START Materials provided

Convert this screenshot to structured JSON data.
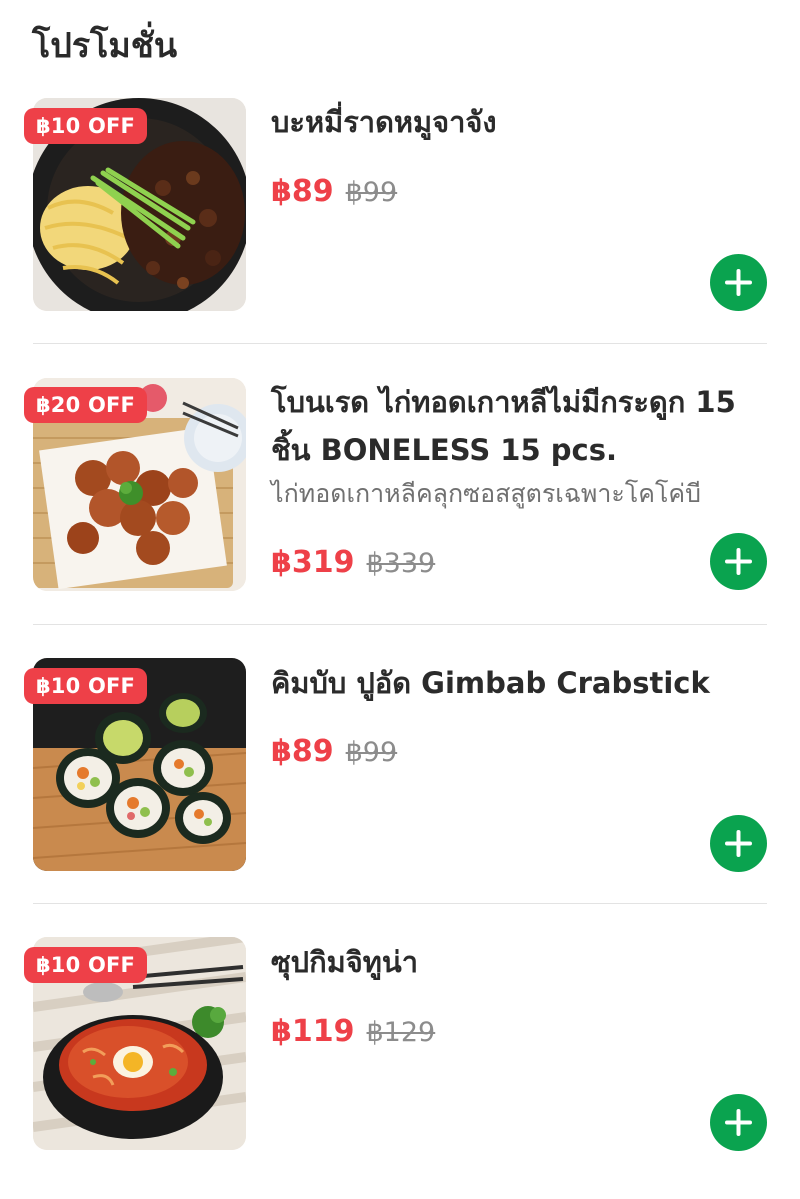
{
  "section": {
    "title": "โปรโมชั่น"
  },
  "items": [
    {
      "badge": "฿10 OFF",
      "name": "บะหมี่ราดหมูจาจัง",
      "description": "",
      "price": "฿89",
      "old_price": "฿99",
      "image": "jajangmyeon-noodles-image"
    },
    {
      "badge": "฿20 OFF",
      "name": "โบนเรด ไก่ทอดเกาหลีไม่มีกระดูก 15 ชิ้น BONELESS 15 pcs.",
      "description": "ไก่ทอดเกาหลีคลุกซอสสูตรเฉพาะโคโค่บี",
      "price": "฿319",
      "old_price": "฿339",
      "image": "korean-fried-chicken-image"
    },
    {
      "badge": "฿10 OFF",
      "name": "คิมบับ ปูอัด Gimbab Crabstick",
      "description": "",
      "price": "฿89",
      "old_price": "฿99",
      "image": "gimbap-rolls-image"
    },
    {
      "badge": "฿10 OFF",
      "name": "ซุปกิมจิทูน่า",
      "description": "",
      "price": "฿119",
      "old_price": "฿129",
      "image": "kimchi-tuna-soup-image"
    }
  ],
  "icons": {
    "add": "plus-icon"
  },
  "colors": {
    "discount": "#ee4048",
    "add_button": "#0aa34f",
    "text": "#2b2b2b",
    "muted": "#8c8c8c"
  }
}
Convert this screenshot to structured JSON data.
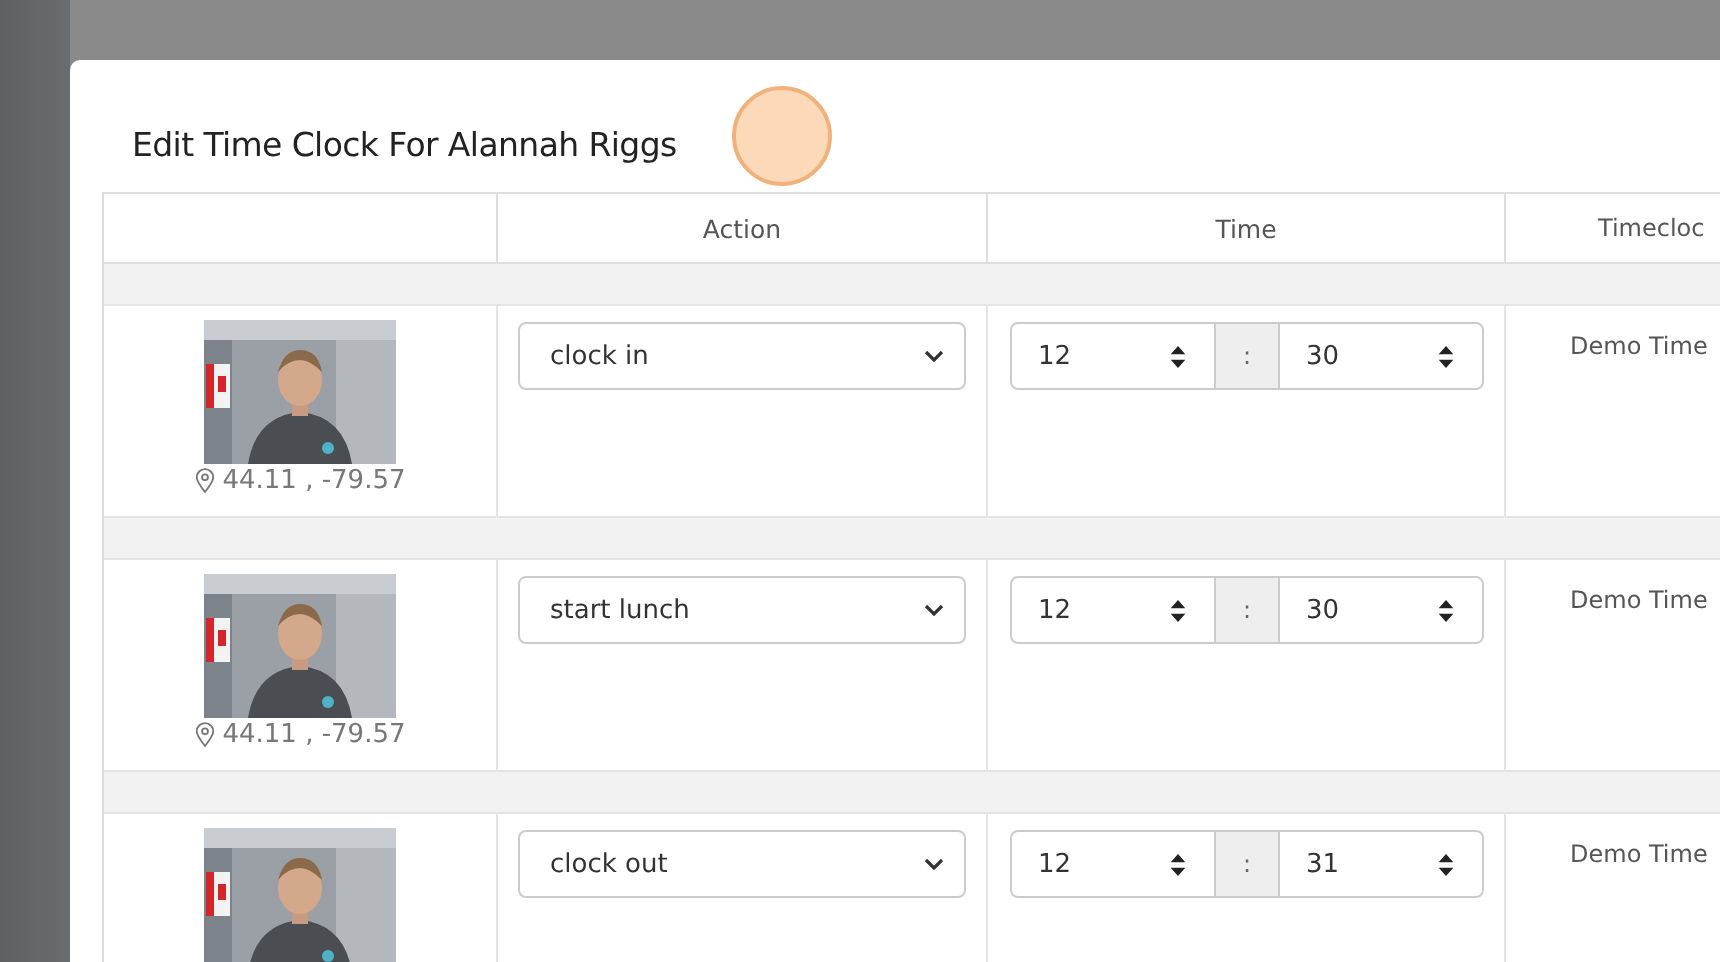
{
  "dialog": {
    "title": "Edit Time Clock For Alannah Riggs"
  },
  "table": {
    "columns": [
      "Action",
      "Time",
      "Timecloc"
    ],
    "rows": [
      {
        "location": "44.11 , -79.57",
        "action": "clock in",
        "hour": "12",
        "separator": ":",
        "minute": "30",
        "timeclock": "Demo Time"
      },
      {
        "location": "44.11 , -79.57",
        "action": "start lunch",
        "hour": "12",
        "separator": ":",
        "minute": "30",
        "timeclock": "Demo Time"
      },
      {
        "action": "clock out",
        "hour": "12",
        "separator": ":",
        "minute": "31",
        "timeclock": "Demo Time"
      }
    ]
  }
}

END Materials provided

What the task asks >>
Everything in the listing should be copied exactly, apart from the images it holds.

Solved exercise >>
Convert this screenshot to structured JSON data.
{
  "section": {
    "title": "โปรโมชั่น"
  },
  "items": [
    {
      "badge": "฿10 OFF",
      "name": "บะหมี่ราดหมูจาจัง",
      "description": "",
      "price": "฿89",
      "old_price": "฿99",
      "image": "jajangmyeon-noodles-image"
    },
    {
      "badge": "฿20 OFF",
      "name": "โบนเรด ไก่ทอดเกาหลีไม่มีกระดูก 15 ชิ้น BONELESS 15 pcs.",
      "description": "ไก่ทอดเกาหลีคลุกซอสสูตรเฉพาะโคโค่บี",
      "price": "฿319",
      "old_price": "฿339",
      "image": "korean-fried-chicken-image"
    },
    {
      "badge": "฿10 OFF",
      "name": "คิมบับ ปูอัด Gimbab Crabstick",
      "description": "",
      "price": "฿89",
      "old_price": "฿99",
      "image": "gimbap-rolls-image"
    },
    {
      "badge": "฿10 OFF",
      "name": "ซุปกิมจิทูน่า",
      "description": "",
      "price": "฿119",
      "old_price": "฿129",
      "image": "kimchi-tuna-soup-image"
    }
  ],
  "icons": {
    "add": "plus-icon"
  },
  "colors": {
    "discount": "#ee4048",
    "add_button": "#0aa34f",
    "text": "#2b2b2b",
    "muted": "#8c8c8c"
  }
}
Convert this screenshot to structured JSON data.
{
  "dialog": {
    "title": "Edit Time Clock For Alannah Riggs"
  },
  "table": {
    "columns": [
      "Action",
      "Time",
      "Timecloc"
    ],
    "rows": [
      {
        "location": "44.11 , -79.57",
        "action": "clock in",
        "hour": "12",
        "separator": ":",
        "minute": "30",
        "timeclock": "Demo Time"
      },
      {
        "location": "44.11 , -79.57",
        "action": "start lunch",
        "hour": "12",
        "separator": ":",
        "minute": "30",
        "timeclock": "Demo Time"
      },
      {
        "action": "clock out",
        "hour": "12",
        "separator": ":",
        "minute": "31",
        "timeclock": "Demo Time"
      }
    ]
  }
}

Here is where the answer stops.